Whey protein is primarily taken as protein supplementation with the goal of muscle gain or meal replacement — this is an  especially effective use of whey protein since the protein content in whey protein concentrates cannot be duplicated by any normal food (eggs come close with regard to protein content, but fall well short with regard to protein-to-fat ratio as well as the diversity of amino acids). Protein supplementation adds many of the building blocks of lean muscle as well as many of the ingredients for protein synthesis in living cells. Enhanced cellular protein synthesis can result in a more youthful appearance and healthier skin.


Healthy, smooth skin

Whey protein also has many benefits including the regulation of blood sugar, increased vitality and metabolism, and anti-aging effects. Many of these benefits have been attributed to not only the protein content of whey but the mineral, enzymes, and co-factors present in whey. The importance of co-factors for complete nutrition is often neglected, however, protein synthesis is nearly impossible without a synergistic mix of accompanying co-factors. Specifically, co-factors are helper molecules that assist in enzyme transformation, a critical step in protein absorption. The addition of these co-factors to the human body not only assists with the absorption of the protein in the whey, but also any other protein contained in food consumed.

Individuals also report a more positive mental outlook and enhanced bone health (although these claims are very common, they are difficult to measure objectively).

 Why Whey?
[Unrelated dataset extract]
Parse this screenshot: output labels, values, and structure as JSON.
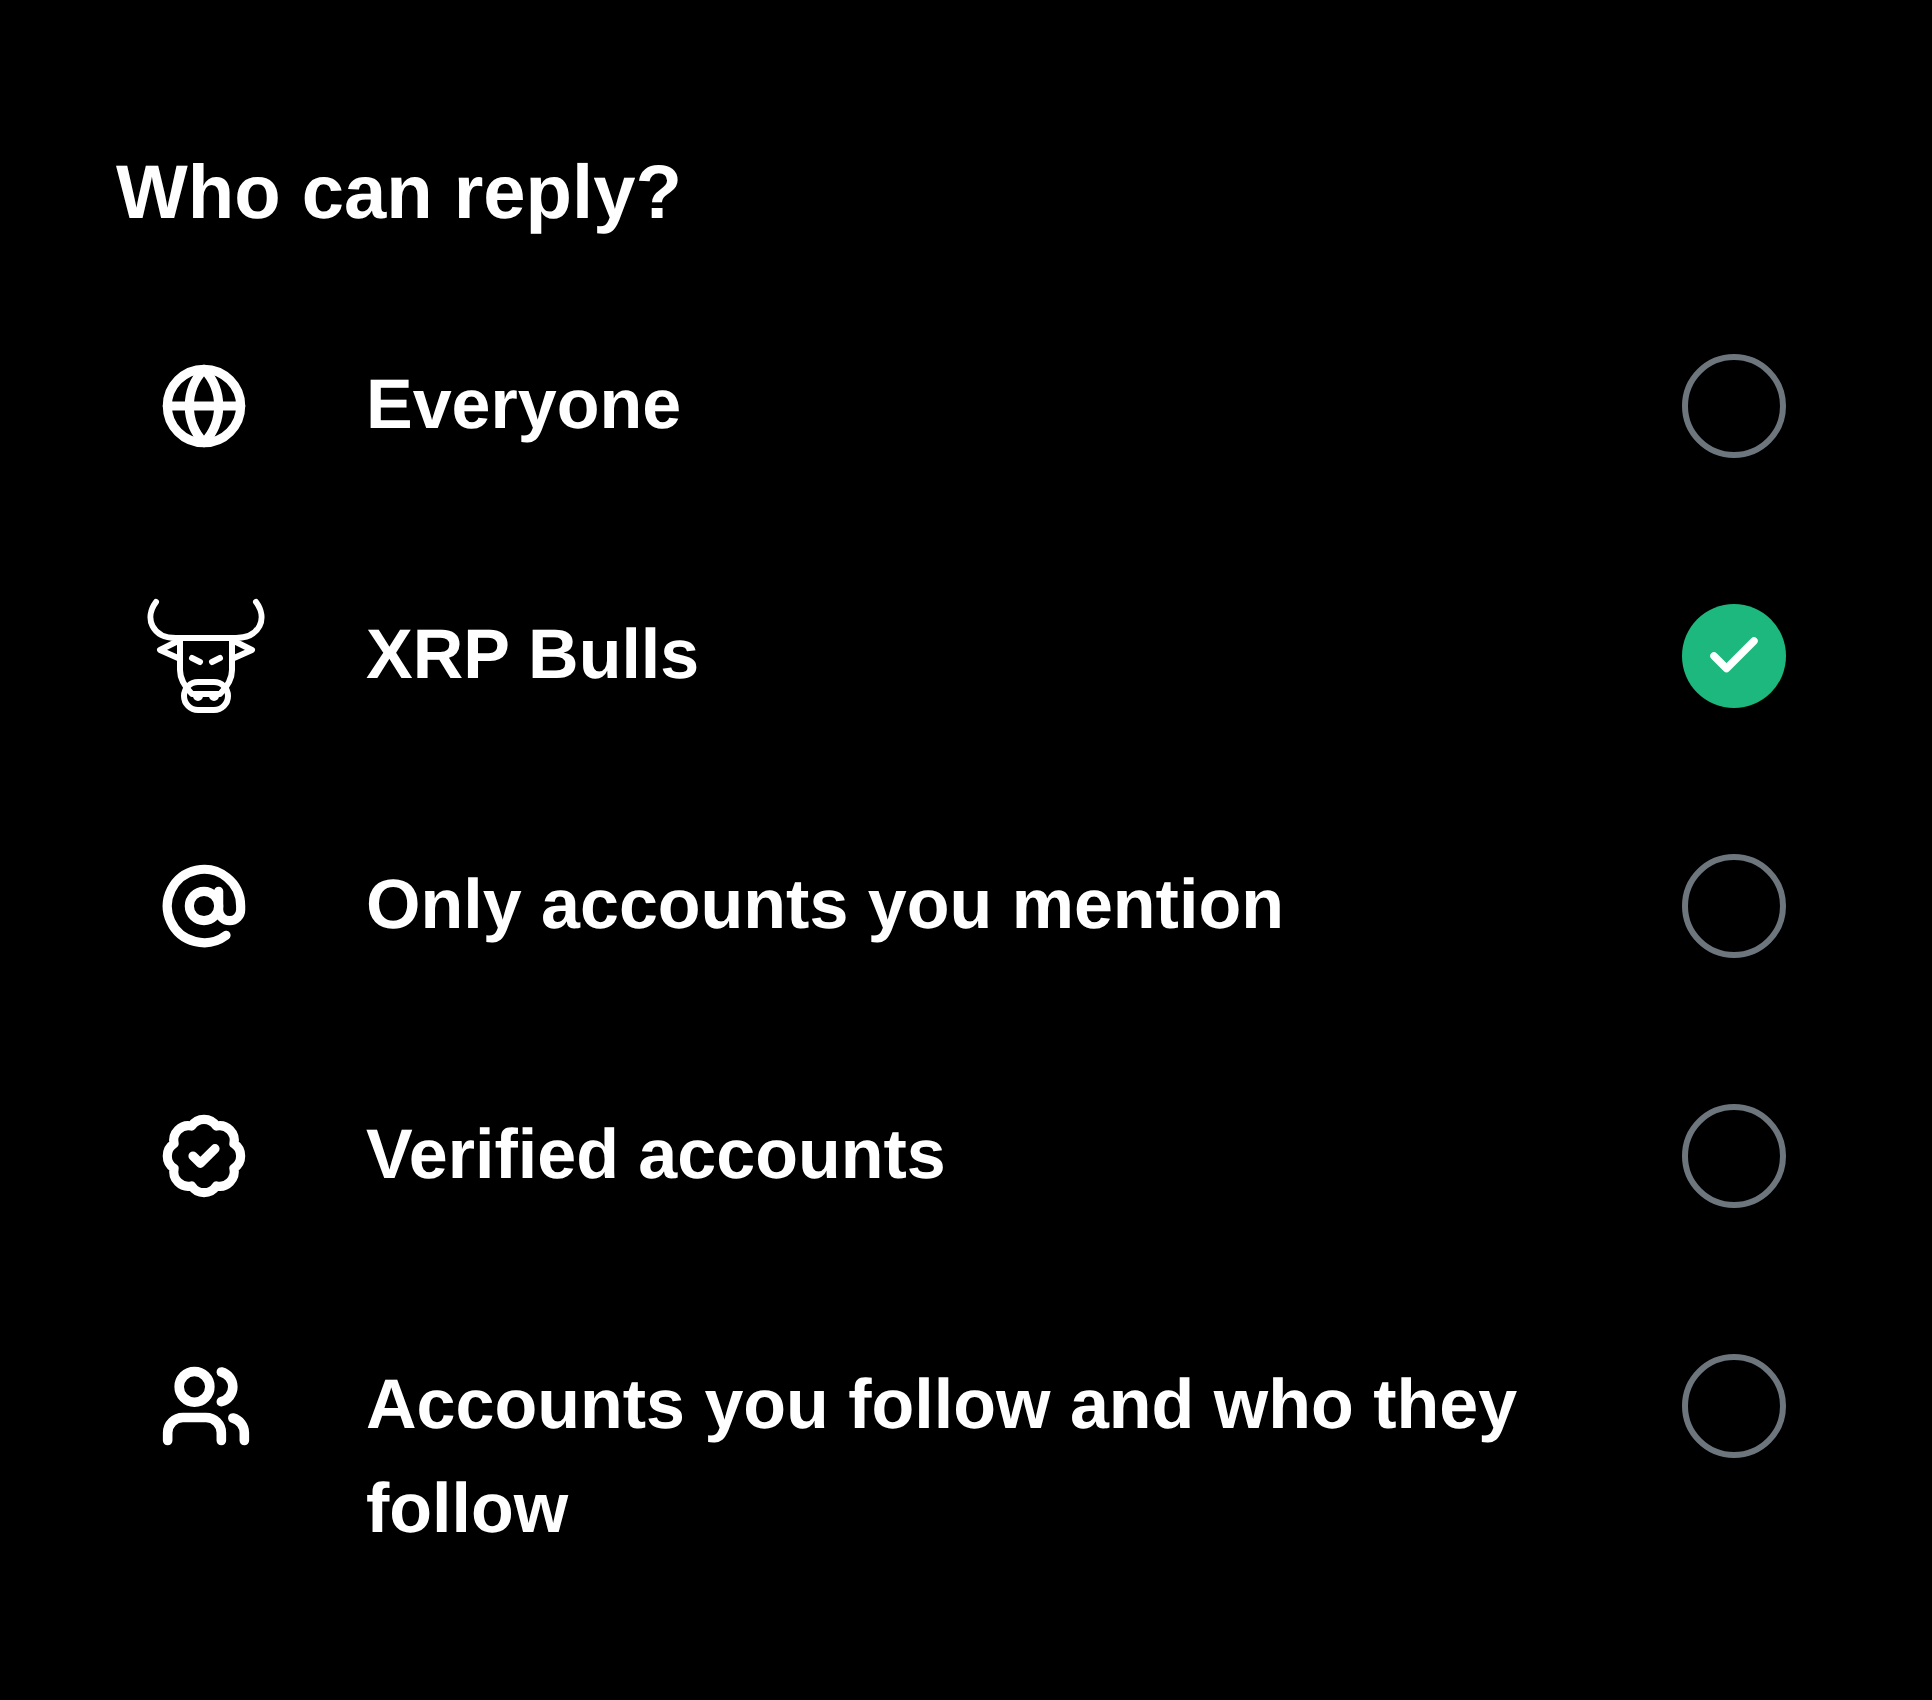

For the majority of health purposes, whey is generally superior to other protein supplementation options. Among the various protein supplementation options, whey is the easiest to digest, because, much like human breast milk, raw milk includes various enzymes that ease digestion. Whey protein is easily absorbed into the body and, therefore, the amino acids it contains are more readily available to the body’s cells (a concept called bioavailability, a measure of the ratio between the amount of a substance that reaches systemic circulation and the total substance ingested).  Other protein supplementation options, such as egg, pea, and soy are less able to be absorbed by the human body because they are not derived from the raw milk of mammals and, therefore, not specifically designed by nature to deliver protein and other growth factors to cells of mammals (i.e. humans).

Whey is the first and foremost supplementation option for not only boosting protein intake, but also for promoting the many other tremendous benefits of protein synthesis of living cells. By feeding your body’s cells and tissues at the molecular level, whey protein has a tremendously positive effect on vitality and metabolism. Furthermore, by adding a protein concentrate (like One World Whey) to your diet, you get the benefits of the world’s best protein supplementation without unnecessary calories from carbohydrates and fat.

 Side Effects

As with anything in life, the benefits of protein supplementation with whey protein also come with potential drawbacks in the form of side effects.

Whey protein also has a few interactions with prescription drugs, most notably a major interaction with Levodopa, a drug used in Parkinson’s Disease therapy. Whey protein can reduce the rate at which Levodopa is absorbed and, therefore, reduce its effectiveness.

Overall, whey protein is likely safe when taken in the amounts recommended by the manufacturer, but a few considerations, as outlined above, should be considered before beginning whey protein supplementation.  When in doubt consult your physician.

 Bottom Line

Whey protein supplementation is one of the best things you can do for your health. The nutritional content of whey protein is perfect for promoting human health and vitality because it is derived from the raw milk of a mammal. By removing the fat and carbohydrate content from raw milk and whey, what’s left is an extremely efficient means of boosting protein consumption and absorption. There are many ways to increase protein consumption, however, whey protein is one of the only options that comes complete with the enzymes and co-factors that are critical for putting that protein to use in the body. Whey protein is truly a complete protein product with a world of benefits.